The Elephant in the Room
Have you ever found yourself enjoying a conversation with some friends when all of a sudden someone brings up the topic of finances…and even worse…debt? I don’t know about you, but I sure have. The light mood all of the sudden becomes tense; it feels like you could hear a cricket from a mile away. In today’s society, we are trained that we must be tolerant of everyone’s actions; therefore, no one wants to tell another person that they are wrong in-person and/or be told that they are wrong. That, coupled with the fact that there are unlimited ways for which an individual can spend money that is not necessarily wrong but simply shows different values, makes conversations revolving around finances very difficult.
Even though I work in a financial institute, I often find myself standing in the middle of conversations like these still leery to give input. The Bible clearly states “The rich rules over the poor, and the borrower becomes the lender’s slave” (Proverbs 22:7); “The wicked borrows and does not pay back, but the righteous is gracious and gives” (Psalm 37:21); and “For which one of you, when he wants to build a tower, does not first sit down and calculate the cost to see if he has enough to complete it?” (Luke 14:28). So why do we often become so defensive in conversations revolving around debt when the Bible clearly speaks of this subject?

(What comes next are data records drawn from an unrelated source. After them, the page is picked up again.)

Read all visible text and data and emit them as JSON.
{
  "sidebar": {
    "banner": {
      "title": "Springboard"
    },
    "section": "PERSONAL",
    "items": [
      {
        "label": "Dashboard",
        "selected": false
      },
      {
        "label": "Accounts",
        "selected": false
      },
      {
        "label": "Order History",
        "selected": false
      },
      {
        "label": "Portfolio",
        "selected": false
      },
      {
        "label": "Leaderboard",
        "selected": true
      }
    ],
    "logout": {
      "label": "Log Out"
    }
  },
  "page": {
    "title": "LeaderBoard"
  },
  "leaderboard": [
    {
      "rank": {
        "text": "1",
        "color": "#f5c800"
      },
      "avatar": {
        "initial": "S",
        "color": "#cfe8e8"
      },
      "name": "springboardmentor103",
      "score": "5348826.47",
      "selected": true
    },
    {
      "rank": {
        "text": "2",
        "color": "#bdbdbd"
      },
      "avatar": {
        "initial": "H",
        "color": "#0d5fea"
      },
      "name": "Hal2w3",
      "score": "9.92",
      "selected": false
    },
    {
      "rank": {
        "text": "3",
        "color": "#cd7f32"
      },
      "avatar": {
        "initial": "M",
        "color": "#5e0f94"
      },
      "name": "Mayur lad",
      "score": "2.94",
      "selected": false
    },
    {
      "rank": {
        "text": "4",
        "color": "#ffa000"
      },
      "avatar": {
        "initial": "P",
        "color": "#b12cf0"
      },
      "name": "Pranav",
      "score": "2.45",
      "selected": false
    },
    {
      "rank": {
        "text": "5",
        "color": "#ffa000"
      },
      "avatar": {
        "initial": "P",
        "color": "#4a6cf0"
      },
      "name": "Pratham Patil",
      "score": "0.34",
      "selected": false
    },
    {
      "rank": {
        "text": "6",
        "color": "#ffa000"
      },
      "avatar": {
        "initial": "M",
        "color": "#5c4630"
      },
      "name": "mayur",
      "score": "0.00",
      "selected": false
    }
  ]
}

There are times when I do gain the confidence to share my story of how I paid off my debt, but I am often met with statements like, “That’s great for you, but I can’t do that;” “You only had $16,000 in debt. I have…” or “I’m tired of having the large loan payments, but I am not willing to give up…” and; “I had no choice. I had to graduate with debt.”
It’s true. One can and often does graduate with more than $16,000 in debt, but I wouldn’t have been able to graduate with that low debt if I had not applied for numerous scholarships, filled out the FAFSA, chosen Indiana Wesleyan University because their financial aid package came back within a range I could afford, and worked during college putting 50-75% of my net income towards paying for college. And I would not have paid off $16,000 of debt in ten months without humbling myself as I chose to move back in with my mom, still paying a small rent, meticulously planning out my homemade meals each week, only eating out once a month (if that), and choosing to limit myself to only join social activities such as game nights, movie nights, or dinners, because I did not want to choose entertainment over paying for my loans.
My heart is heavy with the tension that often revolves around the topic of debt; and I am saddened by all of the feelings such as shame, fear of the unknown, fear of judgment, fear of being countercultural, and fear of change that we know is necessary but is also difficult. Yes, life is hard and debt is not always avoidable, but there is freedom in the biblical principles of money management that we often do not truly seek. Debt is not an easy topic by any means, but we must be willing to ask ourselves the hard questions. Is there a want that we can give up to minimize the debt we take on? Do the benefits of this debt truly outweigh the future consequences? Will we be able to better serve God by taking on this debt, or will we be mortgaging our future? We must ask and answer these questions before taking on debt.